Available data:
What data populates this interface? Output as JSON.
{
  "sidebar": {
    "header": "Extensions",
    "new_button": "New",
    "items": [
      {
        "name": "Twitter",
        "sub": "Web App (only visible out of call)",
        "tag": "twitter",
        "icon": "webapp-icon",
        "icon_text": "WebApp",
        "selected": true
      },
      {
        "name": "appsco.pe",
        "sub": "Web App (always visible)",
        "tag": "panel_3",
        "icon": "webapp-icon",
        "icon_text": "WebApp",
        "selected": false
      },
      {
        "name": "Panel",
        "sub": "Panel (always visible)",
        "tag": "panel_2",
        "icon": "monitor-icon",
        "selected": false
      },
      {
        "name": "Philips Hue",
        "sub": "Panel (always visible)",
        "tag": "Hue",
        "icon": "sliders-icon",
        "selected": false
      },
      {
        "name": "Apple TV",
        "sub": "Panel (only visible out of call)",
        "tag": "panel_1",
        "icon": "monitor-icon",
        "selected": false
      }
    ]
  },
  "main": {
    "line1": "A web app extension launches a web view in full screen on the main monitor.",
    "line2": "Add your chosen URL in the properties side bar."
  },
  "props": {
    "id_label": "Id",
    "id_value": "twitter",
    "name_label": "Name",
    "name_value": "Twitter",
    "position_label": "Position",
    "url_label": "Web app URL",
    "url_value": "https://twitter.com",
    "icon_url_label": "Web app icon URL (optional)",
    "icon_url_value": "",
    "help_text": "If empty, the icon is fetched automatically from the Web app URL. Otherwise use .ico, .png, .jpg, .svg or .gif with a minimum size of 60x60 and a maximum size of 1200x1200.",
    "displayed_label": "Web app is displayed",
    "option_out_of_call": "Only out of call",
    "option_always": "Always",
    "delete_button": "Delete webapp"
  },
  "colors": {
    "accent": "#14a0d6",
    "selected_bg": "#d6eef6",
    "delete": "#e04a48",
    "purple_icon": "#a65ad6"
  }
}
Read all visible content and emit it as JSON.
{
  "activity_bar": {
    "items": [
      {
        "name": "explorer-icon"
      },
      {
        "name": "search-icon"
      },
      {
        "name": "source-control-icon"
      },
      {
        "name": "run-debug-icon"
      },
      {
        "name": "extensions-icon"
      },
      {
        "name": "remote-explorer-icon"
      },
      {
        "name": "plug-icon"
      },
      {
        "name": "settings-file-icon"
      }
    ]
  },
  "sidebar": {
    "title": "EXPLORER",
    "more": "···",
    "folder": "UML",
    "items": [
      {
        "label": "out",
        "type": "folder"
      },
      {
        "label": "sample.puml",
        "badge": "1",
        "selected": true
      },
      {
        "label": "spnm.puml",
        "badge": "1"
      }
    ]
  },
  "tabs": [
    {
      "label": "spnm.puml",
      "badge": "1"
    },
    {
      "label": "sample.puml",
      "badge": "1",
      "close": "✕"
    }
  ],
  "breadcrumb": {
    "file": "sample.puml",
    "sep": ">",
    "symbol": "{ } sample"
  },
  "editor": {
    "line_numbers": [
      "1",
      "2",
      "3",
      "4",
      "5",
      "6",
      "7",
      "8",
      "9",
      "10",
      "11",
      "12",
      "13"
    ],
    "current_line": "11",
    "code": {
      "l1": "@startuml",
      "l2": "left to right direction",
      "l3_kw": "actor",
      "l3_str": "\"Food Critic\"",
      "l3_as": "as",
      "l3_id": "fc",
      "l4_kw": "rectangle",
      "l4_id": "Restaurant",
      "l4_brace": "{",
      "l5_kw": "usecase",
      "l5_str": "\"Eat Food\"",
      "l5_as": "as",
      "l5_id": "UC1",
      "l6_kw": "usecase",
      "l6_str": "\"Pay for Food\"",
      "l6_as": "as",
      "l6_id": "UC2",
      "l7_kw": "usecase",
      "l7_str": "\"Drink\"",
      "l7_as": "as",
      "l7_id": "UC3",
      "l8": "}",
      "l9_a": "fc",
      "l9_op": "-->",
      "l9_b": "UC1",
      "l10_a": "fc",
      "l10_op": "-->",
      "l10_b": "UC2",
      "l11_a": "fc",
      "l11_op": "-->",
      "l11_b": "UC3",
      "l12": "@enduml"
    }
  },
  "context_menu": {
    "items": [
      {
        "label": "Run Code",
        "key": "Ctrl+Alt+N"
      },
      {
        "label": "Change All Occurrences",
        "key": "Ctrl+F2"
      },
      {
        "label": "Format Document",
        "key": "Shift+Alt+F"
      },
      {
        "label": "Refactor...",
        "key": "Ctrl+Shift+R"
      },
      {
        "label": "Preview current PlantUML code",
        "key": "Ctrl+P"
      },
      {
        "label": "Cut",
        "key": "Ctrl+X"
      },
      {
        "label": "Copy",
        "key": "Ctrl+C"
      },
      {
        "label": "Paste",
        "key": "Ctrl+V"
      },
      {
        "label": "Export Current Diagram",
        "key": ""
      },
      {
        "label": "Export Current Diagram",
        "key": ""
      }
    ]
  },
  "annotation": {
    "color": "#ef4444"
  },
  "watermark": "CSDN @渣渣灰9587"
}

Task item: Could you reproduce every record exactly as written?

Output of the exercise:
What data populates this interface? Output as JSON.
{
  "sidebar": {
    "header": "Extensions",
    "new_button": "New",
    "items": [
      {
        "name": "Twitter",
        "sub": "Web App (only visible out of call)",
        "tag": "twitter",
        "icon": "webapp-icon",
        "icon_text": "WebApp",
        "selected": true
      },
      {
        "name": "appsco.pe",
        "sub": "Web App (always visible)",
        "tag": "panel_3",
        "icon": "webapp-icon",
        "icon_text": "WebApp",
        "selected": false
      },
      {
        "name": "Panel",
        "sub": "Panel (always visible)",
        "tag": "panel_2",
        "icon": "monitor-icon",
        "selected": false
      },
      {
        "name": "Philips Hue",
        "sub": "Panel (always visible)",
        "tag": "Hue",
        "icon": "sliders-icon",
        "selected": false
      },
      {
        "name": "Apple TV",
        "sub": "Panel (only visible out of call)",
        "tag": "panel_1",
        "icon": "monitor-icon",
        "selected": false
      }
    ]
  },
  "main": {
    "line1": "A web app extension launches a web view in full screen on the main monitor.",
    "line2": "Add your chosen URL in the properties side bar."
  },
  "props": {
    "id_label": "Id",
    "id_value": "twitter",
    "name_label": "Name",
    "name_value": "Twitter",
    "position_label": "Position",
    "url_label": "Web app URL",
    "url_value": "https://twitter.com",
    "icon_url_label": "Web app icon URL (optional)",
    "icon_url_value": "",
    "help_text": "If empty, the icon is fetched automatically from the Web app URL. Otherwise use .ico, .png, .jpg, .svg or .gif with a minimum size of 60x60 and a maximum size of 1200x1200.",
    "displayed_label": "Web app is displayed",
    "option_out_of_call": "Only out of call",
    "option_always": "Always",
    "delete_button": "Delete webapp"
  },
  "colors": {
    "accent": "#14a0d6",
    "selected_bg": "#d6eef6",
    "delete": "#e04a48",
    "purple_icon": "#a65ad6"
  }
}
Read all visible content and emit it as JSON.
{
  "activity_bar": {
    "items": [
      {
        "name": "explorer-icon"
      },
      {
        "name": "search-icon"
      },
      {
        "name": "source-control-icon"
      },
      {
        "name": "run-debug-icon"
      },
      {
        "name": "extensions-icon"
      },
      {
        "name": "remote-explorer-icon"
      },
      {
        "name": "plug-icon"
      },
      {
        "name": "settings-file-icon"
      }
    ]
  },
  "sidebar": {
    "title": "EXPLORER",
    "more": "···",
    "folder": "UML",
    "items": [
      {
        "label": "out",
        "type": "folder"
      },
      {
        "label": "sample.puml",
        "badge": "1",
        "selected": true
      },
      {
        "label": "spnm.puml",
        "badge": "1"
      }
    ]
  },
  "tabs": [
    {
      "label": "spnm.puml",
      "badge": "1"
    },
    {
      "label": "sample.puml",
      "badge": "1",
      "close": "✕"
    }
  ],
  "breadcrumb": {
    "file": "sample.puml",
    "sep": ">",
    "symbol": "{ } sample"
  },
  "editor": {
    "line_numbers": [
      "1",
      "2",
      "3",
      "4",
      "5",
      "6",
      "7",
      "8",
      "9",
      "10",
      "11",
      "12",
      "13"
    ],
    "current_line": "11",
    "code": {
      "l1": "@startuml",
      "l2": "left to right direction",
      "l3_kw": "actor",
      "l3_str": "\"Food Critic\"",
      "l3_as": "as",
      "l3_id": "fc",
      "l4_kw": "rectangle",
      "l4_id": "Restaurant",
      "l4_brace": "{",
      "l5_kw": "usecase",
      "l5_str": "\"Eat Food\"",
      "l5_as": "as",
      "l5_id": "UC1",
      "l6_kw": "usecase",
      "l6_str": "\"Pay for Food\"",
      "l6_as": "as",
      "l6_id": "UC2",
      "l7_kw": "usecase",
      "l7_str": "\"Drink\"",
      "l7_as": "as",
      "l7_id": "UC3",
      "l8": "}",
      "l9_a": "fc",
      "l9_op": "-->",
      "l9_b": "UC1",
      "l10_a": "fc",
      "l10_op": "-->",
      "l10_b": "UC2",
      "l11_a": "fc",
      "l11_op": "-->",
      "l11_b": "UC3",
      "l12": "@enduml"
    }
  },
  "context_menu": {
    "items": [
      {
        "label": "Run Code",
        "key": "Ctrl+Alt+N"
      },
      {
        "label": "Change All Occurrences",
        "key": "Ctrl+F2"
      },
      {
        "label": "Format Document",
        "key": "Shift+Alt+F"
      },
      {
        "label": "Refactor...",
        "key": "Ctrl+Shift+R"
      },
      {
        "label": "Preview current PlantUML code",
        "key": "Ctrl+P"
      },
      {
        "label": "Cut",
        "key": "Ctrl+X"
      },
      {
        "label": "Copy",
        "key": "Ctrl+C"
      },
      {
        "label": "Paste",
        "key": "Ctrl+V"
      },
      {
        "label": "Export Current Diagram",
        "key": ""
      },
      {
        "label": "Export Current Diagram",
        "key": ""
      }
    ]
  },
  "annotation": {
    "color": "#ef4444"
  },
  "watermark": "CSDN @渣渣灰9587"
}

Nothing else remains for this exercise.